    Recycling small electricals initiative is brilliant - where do we take them HR8? Would welcome incentive for skilled workers to repair items too, happy to pay for repair, manufacturers should supply spare parts and reduce inbuilt obsolescence.

  2. Comment by William Hughes-Games posted on

    Used electricals are largely plastic these days plus many valuable metals. The ultimate recycling when there is not a more valuable system is pyrolysis. The plastic becomes cooking gas, petrol, diesel and air craft fuel. The ash is sent to a refinery to separate out the metals from each other.
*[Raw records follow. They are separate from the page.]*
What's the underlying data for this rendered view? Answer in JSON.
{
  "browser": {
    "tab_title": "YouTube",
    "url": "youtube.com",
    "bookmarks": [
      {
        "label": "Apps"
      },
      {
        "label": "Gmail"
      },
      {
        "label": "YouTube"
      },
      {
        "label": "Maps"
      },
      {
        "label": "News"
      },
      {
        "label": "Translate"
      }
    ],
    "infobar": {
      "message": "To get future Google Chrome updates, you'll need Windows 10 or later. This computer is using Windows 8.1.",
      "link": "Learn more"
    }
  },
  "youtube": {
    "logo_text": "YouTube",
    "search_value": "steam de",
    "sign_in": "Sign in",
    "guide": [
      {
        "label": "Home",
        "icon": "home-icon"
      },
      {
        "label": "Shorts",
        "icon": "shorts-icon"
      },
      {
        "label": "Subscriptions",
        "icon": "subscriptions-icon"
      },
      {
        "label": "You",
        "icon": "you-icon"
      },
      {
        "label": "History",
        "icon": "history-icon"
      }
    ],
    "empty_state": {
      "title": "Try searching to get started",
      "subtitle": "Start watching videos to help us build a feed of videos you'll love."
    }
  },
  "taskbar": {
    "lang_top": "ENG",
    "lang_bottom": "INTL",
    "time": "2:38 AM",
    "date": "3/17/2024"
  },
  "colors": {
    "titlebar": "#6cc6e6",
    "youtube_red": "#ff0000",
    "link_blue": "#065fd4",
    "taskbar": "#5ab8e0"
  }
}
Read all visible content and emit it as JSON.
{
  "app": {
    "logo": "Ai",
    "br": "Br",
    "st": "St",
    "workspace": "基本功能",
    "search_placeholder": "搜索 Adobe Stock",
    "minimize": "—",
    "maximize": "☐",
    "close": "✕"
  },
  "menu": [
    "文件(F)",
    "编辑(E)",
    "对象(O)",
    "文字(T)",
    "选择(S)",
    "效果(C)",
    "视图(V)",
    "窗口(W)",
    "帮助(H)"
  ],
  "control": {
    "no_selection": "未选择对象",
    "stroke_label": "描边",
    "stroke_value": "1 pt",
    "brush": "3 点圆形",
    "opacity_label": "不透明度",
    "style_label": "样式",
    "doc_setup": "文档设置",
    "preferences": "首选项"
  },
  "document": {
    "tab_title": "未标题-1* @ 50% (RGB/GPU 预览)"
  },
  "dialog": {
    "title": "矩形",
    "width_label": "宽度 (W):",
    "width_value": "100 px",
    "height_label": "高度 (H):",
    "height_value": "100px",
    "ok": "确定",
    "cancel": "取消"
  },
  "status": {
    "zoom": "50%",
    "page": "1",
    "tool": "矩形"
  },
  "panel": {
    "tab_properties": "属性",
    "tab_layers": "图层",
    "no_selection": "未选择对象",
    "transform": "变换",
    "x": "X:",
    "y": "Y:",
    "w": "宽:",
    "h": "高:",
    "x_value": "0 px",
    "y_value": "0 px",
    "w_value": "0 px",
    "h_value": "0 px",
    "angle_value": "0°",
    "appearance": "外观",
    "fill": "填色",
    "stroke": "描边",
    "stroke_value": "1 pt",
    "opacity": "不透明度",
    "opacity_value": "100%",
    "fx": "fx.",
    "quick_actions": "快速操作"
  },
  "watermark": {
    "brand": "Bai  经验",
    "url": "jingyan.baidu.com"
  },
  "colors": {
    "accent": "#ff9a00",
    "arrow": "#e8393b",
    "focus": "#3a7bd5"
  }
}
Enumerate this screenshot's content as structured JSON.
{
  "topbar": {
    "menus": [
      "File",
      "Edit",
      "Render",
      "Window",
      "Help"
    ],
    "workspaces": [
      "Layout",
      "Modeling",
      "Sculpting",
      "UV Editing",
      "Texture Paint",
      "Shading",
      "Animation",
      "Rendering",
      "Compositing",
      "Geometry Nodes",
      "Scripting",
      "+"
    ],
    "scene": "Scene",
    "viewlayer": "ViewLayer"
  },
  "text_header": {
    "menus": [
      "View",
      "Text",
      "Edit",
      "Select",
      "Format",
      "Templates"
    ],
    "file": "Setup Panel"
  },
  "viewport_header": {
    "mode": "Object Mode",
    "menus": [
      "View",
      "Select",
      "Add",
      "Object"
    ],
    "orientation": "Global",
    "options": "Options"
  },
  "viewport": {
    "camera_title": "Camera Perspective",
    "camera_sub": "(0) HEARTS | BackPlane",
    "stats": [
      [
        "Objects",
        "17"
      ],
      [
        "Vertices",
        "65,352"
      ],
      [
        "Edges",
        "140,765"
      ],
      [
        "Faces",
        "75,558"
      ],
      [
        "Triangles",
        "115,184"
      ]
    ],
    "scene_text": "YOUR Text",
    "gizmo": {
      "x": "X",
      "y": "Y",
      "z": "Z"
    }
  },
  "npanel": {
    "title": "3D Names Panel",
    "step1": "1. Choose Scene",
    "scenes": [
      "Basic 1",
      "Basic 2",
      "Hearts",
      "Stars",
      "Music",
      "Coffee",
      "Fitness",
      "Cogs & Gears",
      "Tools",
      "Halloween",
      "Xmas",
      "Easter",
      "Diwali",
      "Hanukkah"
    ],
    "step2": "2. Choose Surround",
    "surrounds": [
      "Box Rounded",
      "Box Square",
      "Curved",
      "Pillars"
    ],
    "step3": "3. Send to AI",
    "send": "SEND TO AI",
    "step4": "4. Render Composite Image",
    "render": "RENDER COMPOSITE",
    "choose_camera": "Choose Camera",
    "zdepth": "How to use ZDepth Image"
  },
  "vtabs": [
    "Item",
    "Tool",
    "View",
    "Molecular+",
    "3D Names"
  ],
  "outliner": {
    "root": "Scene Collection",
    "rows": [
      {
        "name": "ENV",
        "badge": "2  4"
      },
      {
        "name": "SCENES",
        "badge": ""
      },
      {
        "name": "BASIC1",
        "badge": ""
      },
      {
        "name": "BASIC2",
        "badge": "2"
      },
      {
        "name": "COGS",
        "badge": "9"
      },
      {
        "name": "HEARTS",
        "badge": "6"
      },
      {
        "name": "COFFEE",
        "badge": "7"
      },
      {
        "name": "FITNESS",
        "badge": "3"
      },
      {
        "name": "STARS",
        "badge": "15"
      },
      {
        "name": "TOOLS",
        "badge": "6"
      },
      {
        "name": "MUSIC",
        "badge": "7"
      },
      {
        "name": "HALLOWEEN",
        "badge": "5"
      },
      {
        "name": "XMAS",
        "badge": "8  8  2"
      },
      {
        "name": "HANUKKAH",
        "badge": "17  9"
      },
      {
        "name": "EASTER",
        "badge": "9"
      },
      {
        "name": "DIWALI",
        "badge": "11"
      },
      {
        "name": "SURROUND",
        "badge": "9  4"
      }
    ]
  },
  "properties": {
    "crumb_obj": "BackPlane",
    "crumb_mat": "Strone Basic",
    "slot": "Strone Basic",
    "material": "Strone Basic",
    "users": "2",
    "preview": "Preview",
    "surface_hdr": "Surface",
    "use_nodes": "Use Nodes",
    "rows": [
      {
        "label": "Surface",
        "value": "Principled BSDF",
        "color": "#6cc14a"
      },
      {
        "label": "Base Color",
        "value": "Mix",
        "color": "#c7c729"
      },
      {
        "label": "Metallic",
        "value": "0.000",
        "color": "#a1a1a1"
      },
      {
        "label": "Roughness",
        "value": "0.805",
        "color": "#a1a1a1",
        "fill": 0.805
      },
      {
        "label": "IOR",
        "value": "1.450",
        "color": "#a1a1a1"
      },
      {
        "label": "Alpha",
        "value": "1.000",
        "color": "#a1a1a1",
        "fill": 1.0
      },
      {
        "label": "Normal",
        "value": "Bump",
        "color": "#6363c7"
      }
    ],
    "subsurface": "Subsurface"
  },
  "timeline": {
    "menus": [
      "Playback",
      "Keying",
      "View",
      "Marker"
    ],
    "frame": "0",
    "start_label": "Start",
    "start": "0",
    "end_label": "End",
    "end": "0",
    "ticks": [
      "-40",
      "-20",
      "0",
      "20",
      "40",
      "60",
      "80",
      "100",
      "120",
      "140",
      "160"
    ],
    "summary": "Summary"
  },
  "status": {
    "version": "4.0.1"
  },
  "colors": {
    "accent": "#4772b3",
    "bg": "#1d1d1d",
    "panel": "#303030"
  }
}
Better yet pyrolysis will also take care of used vehicle tires, plastic, clean or dirty, wood waste and a host of other waste streams.

  3. Comment by Suzi Stinchcombe posted on

    If we were allowed to put electricals into the fortnightly recycling bin this would help a lot, but currently we have to go to a HWRC ourselves; for small items people just don't see it as worth it.

    As with everything to do with recycling; you have to make it as easy for people to do otherwise they won't do it.